• **What the exercise asks**: Verbatim copy without pictures. Please print every entry as it stands.

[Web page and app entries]
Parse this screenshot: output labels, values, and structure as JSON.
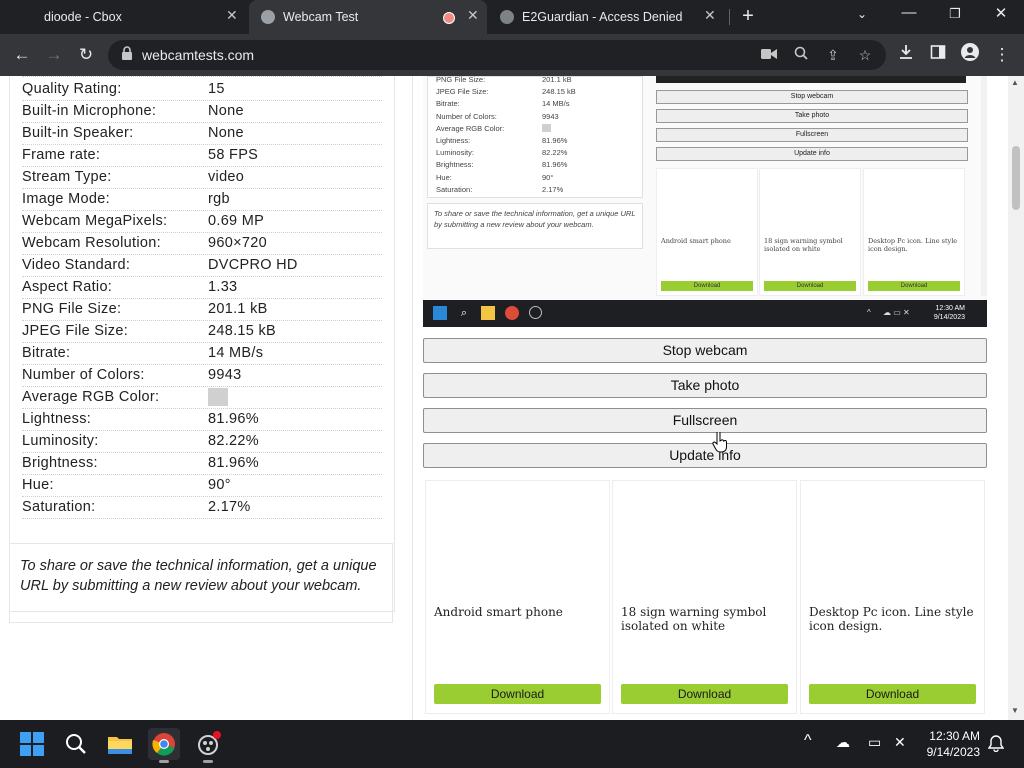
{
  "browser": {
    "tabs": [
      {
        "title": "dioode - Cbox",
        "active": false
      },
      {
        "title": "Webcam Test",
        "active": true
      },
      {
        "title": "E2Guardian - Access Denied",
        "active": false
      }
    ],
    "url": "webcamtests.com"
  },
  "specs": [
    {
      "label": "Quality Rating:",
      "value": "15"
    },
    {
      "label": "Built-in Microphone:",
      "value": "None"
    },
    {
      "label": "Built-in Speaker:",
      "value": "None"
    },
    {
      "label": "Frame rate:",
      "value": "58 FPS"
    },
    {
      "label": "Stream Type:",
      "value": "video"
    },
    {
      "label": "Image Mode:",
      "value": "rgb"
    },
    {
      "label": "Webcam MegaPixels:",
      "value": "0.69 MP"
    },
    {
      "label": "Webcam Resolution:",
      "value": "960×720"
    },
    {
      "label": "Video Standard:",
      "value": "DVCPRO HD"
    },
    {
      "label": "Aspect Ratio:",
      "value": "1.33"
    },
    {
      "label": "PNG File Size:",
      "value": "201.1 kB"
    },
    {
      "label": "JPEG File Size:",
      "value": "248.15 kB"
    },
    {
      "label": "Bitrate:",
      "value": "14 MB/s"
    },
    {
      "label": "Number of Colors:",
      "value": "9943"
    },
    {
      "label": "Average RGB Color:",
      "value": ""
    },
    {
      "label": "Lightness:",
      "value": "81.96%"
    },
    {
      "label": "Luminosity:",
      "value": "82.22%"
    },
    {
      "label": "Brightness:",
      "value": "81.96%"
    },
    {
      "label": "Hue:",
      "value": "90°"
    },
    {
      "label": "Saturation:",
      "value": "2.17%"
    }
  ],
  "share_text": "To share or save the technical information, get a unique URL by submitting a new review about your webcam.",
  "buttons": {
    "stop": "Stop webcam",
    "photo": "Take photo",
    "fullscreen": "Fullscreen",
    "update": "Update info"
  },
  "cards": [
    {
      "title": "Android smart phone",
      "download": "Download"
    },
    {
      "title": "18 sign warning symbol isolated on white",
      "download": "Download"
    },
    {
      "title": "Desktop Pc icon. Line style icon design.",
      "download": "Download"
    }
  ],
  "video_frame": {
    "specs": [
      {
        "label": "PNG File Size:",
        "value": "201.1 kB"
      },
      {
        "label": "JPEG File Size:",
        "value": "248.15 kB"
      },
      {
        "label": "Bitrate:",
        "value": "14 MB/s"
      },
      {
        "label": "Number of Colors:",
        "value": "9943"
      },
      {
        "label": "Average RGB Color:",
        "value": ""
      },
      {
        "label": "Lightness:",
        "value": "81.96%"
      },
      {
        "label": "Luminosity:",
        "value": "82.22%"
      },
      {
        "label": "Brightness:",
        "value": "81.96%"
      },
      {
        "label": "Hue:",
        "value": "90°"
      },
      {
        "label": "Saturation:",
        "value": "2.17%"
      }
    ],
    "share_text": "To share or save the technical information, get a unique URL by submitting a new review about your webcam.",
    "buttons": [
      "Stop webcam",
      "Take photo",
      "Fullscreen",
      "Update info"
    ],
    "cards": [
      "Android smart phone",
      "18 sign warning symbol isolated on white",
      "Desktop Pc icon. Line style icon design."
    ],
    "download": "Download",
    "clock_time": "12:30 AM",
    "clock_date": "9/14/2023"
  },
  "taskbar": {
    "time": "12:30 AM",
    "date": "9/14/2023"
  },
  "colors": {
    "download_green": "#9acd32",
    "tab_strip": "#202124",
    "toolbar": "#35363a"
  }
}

• **Finished task**:
Parse this screenshot: output labels, values, and structure as JSON.
{
  "browser": {
    "tabs": [
      {
        "title": "dioode - Cbox",
        "active": false
      },
      {
        "title": "Webcam Test",
        "active": true
      },
      {
        "title": "E2Guardian - Access Denied",
        "active": false
      }
    ],
    "url": "webcamtests.com"
  },
  "specs": [
    {
      "label": "Quality Rating:",
      "value": "15"
    },
    {
      "label": "Built-in Microphone:",
      "value": "None"
    },
    {
      "label": "Built-in Speaker:",
      "value": "None"
    },
    {
      "label": "Frame rate:",
      "value": "58 FPS"
    },
    {
      "label": "Stream Type:",
      "value": "video"
    },
    {
      "label": "Image Mode:",
      "value": "rgb"
    },
    {
      "label": "Webcam MegaPixels:",
      "value": "0.69 MP"
    },
    {
      "label": "Webcam Resolution:",
      "value": "960×720"
    },
    {
      "label": "Video Standard:",
      "value": "DVCPRO HD"
    },
    {
      "label": "Aspect Ratio:",
      "value": "1.33"
    },
    {
      "label": "PNG File Size:",
      "value": "201.1 kB"
    },
    {
      "label": "JPEG File Size:",
      "value": "248.15 kB"
    },
    {
      "label": "Bitrate:",
      "value": "14 MB/s"
    },
    {
      "label": "Number of Colors:",
      "value": "9943"
    },
    {
      "label": "Average RGB Color:",
      "value": ""
    },
    {
      "label": "Lightness:",
      "value": "81.96%"
    },
    {
      "label": "Luminosity:",
      "value": "82.22%"
    },
    {
      "label": "Brightness:",
      "value": "81.96%"
    },
    {
      "label": "Hue:",
      "value": "90°"
    },
    {
      "label": "Saturation:",
      "value": "2.17%"
    }
  ],
  "share_text": "To share or save the technical information, get a unique URL by submitting a new review about your webcam.",
  "buttons": {
    "stop": "Stop webcam",
    "photo": "Take photo",
    "fullscreen": "Fullscreen",
    "update": "Update info"
  },
  "cards": [
    {
      "title": "Android smart phone",
      "download": "Download"
    },
    {
      "title": "18 sign warning symbol isolated on white",
      "download": "Download"
    },
    {
      "title": "Desktop Pc icon. Line style icon design.",
      "download": "Download"
    }
  ],
  "video_frame": {
    "specs": [
      {
        "label": "PNG File Size:",
        "value": "201.1 kB"
      },
      {
        "label": "JPEG File Size:",
        "value": "248.15 kB"
      },
      {
        "label": "Bitrate:",
        "value": "14 MB/s"
      },
      {
        "label": "Number of Colors:",
        "value": "9943"
      },
      {
        "label": "Average RGB Color:",
        "value": ""
      },
      {
        "label": "Lightness:",
        "value": "81.96%"
      },
      {
        "label": "Luminosity:",
        "value": "82.22%"
      },
      {
        "label": "Brightness:",
        "value": "81.96%"
      },
      {
        "label": "Hue:",
        "value": "90°"
      },
      {
        "label": "Saturation:",
        "value": "2.17%"
      }
    ],
    "share_text": "To share or save the technical information, get a unique URL by submitting a new review about your webcam.",
    "buttons": [
      "Stop webcam",
      "Take photo",
      "Fullscreen",
      "Update info"
    ],
    "cards": [
      "Android smart phone",
      "18 sign warning symbol isolated on white",
      "Desktop Pc icon. Line style icon design."
    ],
    "download": "Download",
    "clock_time": "12:30 AM",
    "clock_date": "9/14/2023"
  },
  "taskbar": {
    "time": "12:30 AM",
    "date": "9/14/2023"
  },
  "colors": {
    "download_green": "#9acd32",
    "tab_strip": "#202124",
    "toolbar": "#35363a"
  }
}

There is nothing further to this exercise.